YOUR OBJECTIVE: Each line of the listing that includes the string "예약하기" needs to be located and copied.

SOURCE MATERIAL:

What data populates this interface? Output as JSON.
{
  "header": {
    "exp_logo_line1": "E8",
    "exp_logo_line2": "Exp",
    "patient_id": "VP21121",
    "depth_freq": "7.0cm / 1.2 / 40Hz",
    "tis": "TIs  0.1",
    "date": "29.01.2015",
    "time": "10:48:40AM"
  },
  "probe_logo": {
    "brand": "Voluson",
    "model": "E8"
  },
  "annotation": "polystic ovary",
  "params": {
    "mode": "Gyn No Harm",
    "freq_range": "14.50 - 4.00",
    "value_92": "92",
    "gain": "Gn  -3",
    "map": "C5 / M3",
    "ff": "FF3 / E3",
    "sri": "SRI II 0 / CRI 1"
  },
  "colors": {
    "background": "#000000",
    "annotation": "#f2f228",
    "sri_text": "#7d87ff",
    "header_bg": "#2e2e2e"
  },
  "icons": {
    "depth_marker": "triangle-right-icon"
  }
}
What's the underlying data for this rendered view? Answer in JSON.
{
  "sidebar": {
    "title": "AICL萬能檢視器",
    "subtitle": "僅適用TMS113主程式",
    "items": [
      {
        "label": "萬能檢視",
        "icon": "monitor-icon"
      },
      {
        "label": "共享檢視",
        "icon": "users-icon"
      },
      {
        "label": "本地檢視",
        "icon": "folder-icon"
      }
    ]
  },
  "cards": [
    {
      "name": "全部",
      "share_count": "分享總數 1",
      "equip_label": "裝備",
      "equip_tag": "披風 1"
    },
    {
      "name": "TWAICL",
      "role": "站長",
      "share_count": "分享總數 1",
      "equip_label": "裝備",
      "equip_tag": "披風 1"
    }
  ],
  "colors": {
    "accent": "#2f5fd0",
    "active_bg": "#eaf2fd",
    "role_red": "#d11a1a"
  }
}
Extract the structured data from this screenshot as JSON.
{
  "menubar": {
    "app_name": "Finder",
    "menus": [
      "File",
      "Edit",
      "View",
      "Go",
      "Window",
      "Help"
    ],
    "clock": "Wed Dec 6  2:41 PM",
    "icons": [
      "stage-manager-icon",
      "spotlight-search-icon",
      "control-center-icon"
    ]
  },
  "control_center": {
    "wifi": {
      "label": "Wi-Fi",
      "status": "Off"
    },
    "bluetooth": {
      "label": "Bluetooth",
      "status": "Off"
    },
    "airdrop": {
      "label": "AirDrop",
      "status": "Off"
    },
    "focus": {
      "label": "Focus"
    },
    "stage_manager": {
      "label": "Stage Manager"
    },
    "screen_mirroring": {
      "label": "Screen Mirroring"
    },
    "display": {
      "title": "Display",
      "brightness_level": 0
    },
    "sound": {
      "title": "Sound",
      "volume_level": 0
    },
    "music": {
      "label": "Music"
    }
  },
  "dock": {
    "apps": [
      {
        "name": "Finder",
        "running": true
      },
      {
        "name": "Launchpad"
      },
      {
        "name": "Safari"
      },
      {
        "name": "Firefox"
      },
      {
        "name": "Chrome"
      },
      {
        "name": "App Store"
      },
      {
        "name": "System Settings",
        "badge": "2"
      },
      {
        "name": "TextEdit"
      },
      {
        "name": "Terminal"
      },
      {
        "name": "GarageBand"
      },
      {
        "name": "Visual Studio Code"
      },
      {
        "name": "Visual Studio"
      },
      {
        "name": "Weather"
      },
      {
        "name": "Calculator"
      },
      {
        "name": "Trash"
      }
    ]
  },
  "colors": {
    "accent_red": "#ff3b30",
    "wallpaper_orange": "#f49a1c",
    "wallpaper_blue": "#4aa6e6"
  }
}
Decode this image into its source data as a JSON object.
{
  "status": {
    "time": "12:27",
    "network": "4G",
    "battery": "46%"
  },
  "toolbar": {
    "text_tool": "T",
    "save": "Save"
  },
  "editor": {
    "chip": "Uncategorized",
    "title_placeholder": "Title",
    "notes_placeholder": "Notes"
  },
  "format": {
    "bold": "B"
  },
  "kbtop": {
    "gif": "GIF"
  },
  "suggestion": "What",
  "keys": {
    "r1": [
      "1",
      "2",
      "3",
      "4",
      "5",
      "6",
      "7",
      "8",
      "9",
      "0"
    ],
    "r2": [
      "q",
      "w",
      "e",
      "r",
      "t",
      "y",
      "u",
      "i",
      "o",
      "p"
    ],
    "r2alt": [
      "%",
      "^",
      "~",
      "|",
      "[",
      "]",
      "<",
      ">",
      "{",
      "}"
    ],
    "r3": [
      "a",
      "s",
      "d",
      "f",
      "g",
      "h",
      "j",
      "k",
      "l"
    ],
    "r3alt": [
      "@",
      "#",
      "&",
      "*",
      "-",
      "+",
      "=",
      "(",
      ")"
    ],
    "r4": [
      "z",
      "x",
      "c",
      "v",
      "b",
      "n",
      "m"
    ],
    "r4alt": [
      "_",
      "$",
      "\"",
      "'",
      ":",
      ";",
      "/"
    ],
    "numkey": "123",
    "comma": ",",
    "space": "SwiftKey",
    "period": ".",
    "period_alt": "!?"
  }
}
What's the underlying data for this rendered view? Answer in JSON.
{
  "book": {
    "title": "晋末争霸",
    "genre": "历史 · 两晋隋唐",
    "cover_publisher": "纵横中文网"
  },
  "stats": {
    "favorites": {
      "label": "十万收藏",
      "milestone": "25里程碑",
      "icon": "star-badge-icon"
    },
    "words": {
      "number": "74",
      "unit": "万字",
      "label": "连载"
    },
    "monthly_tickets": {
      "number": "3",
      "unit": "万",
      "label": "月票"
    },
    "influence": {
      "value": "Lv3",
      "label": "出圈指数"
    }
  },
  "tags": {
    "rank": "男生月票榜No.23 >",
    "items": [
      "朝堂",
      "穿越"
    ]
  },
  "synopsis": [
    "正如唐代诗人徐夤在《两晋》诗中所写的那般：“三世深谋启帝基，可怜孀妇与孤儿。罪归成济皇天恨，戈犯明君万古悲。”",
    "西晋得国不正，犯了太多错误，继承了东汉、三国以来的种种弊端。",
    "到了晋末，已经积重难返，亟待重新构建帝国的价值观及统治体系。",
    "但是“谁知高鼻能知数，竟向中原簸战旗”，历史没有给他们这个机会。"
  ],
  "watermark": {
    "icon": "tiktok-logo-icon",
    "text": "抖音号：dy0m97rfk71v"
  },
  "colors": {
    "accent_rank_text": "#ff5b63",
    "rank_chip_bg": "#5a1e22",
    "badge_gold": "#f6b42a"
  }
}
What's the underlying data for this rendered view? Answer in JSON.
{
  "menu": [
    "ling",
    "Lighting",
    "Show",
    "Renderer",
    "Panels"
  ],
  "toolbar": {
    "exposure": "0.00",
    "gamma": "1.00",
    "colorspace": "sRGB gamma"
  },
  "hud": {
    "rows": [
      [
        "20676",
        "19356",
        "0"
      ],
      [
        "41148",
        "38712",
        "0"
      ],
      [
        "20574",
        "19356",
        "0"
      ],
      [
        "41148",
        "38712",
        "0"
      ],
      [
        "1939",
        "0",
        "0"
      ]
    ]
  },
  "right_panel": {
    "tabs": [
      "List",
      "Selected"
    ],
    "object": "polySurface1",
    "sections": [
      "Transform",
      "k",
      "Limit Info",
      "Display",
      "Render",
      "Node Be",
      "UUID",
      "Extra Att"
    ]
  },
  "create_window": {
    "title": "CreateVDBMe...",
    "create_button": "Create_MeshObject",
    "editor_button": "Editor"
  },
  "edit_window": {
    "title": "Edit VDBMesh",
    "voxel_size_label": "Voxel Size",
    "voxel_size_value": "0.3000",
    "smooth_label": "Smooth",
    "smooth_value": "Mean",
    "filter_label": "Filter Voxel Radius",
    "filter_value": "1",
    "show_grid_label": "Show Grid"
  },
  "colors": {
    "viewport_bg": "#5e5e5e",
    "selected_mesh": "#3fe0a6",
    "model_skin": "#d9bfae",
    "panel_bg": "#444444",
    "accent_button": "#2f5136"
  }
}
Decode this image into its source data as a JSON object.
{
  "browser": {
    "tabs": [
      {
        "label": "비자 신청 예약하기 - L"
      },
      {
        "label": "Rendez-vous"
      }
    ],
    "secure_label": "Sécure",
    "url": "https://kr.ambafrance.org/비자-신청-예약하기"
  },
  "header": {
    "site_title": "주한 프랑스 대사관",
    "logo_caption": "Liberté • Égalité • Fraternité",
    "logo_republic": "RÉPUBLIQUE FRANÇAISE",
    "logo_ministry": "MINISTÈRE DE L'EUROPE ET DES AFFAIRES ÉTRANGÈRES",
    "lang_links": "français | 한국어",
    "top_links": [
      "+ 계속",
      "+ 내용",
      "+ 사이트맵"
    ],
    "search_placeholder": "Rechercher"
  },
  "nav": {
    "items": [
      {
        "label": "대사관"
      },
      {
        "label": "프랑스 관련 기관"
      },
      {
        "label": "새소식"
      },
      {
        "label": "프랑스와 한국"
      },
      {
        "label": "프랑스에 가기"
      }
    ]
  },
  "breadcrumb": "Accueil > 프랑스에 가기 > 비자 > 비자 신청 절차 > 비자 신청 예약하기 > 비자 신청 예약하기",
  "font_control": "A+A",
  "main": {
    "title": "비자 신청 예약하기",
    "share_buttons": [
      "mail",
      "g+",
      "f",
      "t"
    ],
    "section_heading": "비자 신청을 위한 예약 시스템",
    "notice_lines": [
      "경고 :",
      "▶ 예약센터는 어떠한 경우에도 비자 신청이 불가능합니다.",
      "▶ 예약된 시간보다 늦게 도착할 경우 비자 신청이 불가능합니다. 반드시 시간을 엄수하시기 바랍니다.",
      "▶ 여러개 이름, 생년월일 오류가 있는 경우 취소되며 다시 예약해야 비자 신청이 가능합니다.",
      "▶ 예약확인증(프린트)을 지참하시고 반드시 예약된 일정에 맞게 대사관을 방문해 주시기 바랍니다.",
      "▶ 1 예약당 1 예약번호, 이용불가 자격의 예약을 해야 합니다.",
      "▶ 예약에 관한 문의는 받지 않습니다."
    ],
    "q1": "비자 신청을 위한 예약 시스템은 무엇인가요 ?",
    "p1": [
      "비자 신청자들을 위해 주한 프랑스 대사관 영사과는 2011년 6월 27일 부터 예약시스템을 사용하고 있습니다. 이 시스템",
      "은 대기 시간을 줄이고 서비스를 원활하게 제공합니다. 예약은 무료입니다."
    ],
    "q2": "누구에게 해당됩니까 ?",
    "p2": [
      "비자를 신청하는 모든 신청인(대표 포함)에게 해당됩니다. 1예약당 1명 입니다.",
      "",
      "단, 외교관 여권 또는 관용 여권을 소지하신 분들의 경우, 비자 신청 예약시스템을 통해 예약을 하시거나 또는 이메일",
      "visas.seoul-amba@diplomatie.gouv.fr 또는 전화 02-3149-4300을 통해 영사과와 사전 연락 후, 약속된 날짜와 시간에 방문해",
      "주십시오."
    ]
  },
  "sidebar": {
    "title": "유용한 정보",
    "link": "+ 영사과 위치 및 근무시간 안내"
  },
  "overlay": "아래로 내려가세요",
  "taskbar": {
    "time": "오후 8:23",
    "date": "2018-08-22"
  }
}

FINAL ANSWER:
        "label": "비자 신청 예약하기 - L"
    "url": "https://kr.ambafrance.org/비자-신청-예약하기"
  "breadcrumb": "Accueil > 프랑스에 가기 > 비자 > 비자 신청 절차 > 비자 신청 예약하기 > 비자 신청 예약하기",
    "title": "비자 신청 예약하기",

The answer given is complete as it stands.